Interface dataset entries:
==============================
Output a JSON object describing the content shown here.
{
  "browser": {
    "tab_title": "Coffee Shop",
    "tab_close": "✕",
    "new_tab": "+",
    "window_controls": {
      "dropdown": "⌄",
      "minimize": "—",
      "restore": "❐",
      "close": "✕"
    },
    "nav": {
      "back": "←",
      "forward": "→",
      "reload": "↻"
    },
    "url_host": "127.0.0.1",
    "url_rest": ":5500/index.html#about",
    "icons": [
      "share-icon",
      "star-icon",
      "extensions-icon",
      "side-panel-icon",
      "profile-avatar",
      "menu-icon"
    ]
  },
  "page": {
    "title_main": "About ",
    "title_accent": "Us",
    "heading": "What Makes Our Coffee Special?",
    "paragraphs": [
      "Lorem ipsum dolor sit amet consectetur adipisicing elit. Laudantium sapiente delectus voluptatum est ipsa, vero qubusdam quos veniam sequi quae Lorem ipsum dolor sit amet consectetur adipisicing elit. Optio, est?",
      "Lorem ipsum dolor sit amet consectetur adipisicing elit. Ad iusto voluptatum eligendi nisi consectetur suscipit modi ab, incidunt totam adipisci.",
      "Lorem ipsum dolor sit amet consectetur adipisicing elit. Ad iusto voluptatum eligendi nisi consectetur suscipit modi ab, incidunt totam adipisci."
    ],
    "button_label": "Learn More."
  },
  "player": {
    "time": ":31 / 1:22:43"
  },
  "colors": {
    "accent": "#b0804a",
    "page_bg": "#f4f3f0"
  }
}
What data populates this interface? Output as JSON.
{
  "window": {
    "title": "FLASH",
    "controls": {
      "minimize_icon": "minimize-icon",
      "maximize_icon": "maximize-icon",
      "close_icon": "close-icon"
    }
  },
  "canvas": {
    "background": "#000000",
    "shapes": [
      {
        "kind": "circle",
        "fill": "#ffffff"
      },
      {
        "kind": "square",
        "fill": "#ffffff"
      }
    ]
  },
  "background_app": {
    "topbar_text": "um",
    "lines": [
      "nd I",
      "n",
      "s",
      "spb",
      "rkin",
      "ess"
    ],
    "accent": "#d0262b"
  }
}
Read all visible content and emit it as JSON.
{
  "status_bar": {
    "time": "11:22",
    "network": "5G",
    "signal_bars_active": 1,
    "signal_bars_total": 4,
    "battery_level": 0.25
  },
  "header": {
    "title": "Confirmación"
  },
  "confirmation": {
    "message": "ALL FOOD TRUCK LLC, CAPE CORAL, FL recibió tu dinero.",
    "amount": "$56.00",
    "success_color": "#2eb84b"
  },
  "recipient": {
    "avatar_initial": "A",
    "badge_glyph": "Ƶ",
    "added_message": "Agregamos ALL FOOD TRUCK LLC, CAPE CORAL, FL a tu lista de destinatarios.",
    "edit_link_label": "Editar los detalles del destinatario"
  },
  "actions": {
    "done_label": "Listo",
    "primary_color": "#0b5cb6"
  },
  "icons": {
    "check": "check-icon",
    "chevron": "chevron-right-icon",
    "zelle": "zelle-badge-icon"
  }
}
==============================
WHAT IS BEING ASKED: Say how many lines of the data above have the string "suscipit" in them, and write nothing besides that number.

EXERCISE RESPONSE: 2